OVID'S ACCOUNT OF HIMSELF.
(TRISTIA, IV. 10.) Readers may like to know something of the poet whom they read (1–2). He was born at Sulmo, in the year when Hirtius and Pansa fell, of good family, his father's second son (3-14). He was educated in the capital with his brother (15–18). An early taste for verse overpowers the attractions of an advocate's profession and of office (19-40). He frequents the company of poets (41-42) ; as of Macer (43-44), of Propertius (45-46), of Ponticus and Bassus (47—48), and of Hora (49-50). Virgil and Tibullus were before his day (514-54). He is himself courted by younger men (55-56). He publishes poems, becoming famous through some addressed to Corinna (57-60); others he destroyed (61-64). He had a susceptible heart, but had never caused any scandal (65–68). He was thrice married (68-74). He was a grandfather (75-76). His father and mother died before the great trouble of his life, caused, they must believe, by error, not by crime (77--90). In his fiftieth year he was banished for a cause which he must not mention (91–102). He adapted himself to the change (103-106), and after much suffering came to Tomi (107110). Here he amuses himself with song, in which he finds consolation (111-118), and forgetfulness (119–120), and fame, even among great men (121—128), and immortality (129-130). Finally, he thanks the reader (131—132).

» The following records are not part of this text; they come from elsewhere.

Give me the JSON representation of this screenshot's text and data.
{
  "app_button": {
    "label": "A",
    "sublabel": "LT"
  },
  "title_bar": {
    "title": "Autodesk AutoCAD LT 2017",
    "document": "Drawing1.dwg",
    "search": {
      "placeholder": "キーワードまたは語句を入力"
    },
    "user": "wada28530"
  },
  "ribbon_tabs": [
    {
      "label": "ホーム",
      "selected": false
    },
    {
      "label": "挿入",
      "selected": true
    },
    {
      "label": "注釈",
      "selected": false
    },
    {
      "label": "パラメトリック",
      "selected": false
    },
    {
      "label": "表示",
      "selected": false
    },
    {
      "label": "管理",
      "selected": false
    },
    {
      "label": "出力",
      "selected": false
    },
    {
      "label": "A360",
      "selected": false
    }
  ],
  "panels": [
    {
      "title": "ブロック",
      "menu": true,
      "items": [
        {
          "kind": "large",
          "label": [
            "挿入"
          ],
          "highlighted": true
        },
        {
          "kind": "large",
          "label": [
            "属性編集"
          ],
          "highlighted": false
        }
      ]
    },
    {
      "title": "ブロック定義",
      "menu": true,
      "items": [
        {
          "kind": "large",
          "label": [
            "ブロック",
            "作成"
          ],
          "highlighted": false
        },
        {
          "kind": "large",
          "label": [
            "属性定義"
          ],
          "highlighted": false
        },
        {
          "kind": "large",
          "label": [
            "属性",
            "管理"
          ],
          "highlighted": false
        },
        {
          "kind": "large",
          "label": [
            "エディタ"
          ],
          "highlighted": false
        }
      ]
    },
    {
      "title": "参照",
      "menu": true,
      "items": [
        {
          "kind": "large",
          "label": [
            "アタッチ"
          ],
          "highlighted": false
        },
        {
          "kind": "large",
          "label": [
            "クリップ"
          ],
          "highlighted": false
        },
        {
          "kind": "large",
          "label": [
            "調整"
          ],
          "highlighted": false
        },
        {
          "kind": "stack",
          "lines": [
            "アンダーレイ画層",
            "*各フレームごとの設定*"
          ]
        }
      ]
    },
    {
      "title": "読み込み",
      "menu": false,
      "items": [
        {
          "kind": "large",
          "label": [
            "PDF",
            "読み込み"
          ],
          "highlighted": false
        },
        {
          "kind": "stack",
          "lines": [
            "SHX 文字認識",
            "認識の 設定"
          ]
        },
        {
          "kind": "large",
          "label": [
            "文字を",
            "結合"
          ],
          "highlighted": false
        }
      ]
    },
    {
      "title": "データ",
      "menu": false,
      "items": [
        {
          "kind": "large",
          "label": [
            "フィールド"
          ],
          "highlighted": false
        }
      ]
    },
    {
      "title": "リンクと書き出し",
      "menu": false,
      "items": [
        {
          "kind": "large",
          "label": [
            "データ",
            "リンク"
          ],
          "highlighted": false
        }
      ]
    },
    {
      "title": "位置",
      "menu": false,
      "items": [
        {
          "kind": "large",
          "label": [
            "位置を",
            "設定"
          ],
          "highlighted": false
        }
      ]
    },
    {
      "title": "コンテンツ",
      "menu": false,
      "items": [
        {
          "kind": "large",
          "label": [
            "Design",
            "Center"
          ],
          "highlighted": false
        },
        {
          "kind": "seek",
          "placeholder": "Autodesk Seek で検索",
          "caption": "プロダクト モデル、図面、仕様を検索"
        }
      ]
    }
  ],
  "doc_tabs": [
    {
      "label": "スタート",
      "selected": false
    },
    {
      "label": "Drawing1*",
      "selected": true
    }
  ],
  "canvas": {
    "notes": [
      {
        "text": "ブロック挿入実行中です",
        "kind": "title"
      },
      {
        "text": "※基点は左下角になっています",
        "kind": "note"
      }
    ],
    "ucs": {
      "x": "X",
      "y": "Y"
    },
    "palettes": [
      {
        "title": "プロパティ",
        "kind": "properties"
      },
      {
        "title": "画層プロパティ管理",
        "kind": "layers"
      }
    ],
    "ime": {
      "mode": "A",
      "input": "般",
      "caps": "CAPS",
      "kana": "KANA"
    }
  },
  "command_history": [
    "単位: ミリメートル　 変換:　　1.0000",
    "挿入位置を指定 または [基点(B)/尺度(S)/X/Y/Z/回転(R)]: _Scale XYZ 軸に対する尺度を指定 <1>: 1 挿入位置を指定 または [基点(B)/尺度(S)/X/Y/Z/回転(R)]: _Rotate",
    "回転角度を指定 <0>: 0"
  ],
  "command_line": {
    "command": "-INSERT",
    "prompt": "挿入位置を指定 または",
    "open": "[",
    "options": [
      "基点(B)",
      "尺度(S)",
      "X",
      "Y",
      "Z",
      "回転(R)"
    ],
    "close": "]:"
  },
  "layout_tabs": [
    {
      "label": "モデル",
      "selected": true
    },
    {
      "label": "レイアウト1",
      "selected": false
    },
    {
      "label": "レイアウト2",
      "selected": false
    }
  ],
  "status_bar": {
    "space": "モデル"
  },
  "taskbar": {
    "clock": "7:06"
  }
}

ILLE ego qui fuerim, tenerorum lusor amorum,
Quem legis, ut noris, accipe, Posteritas.
Milia 1 qui novies distat ab Urbe decem.
Cum cecidit fato consul uterque pari :
Non modo fortunae munere factus eques.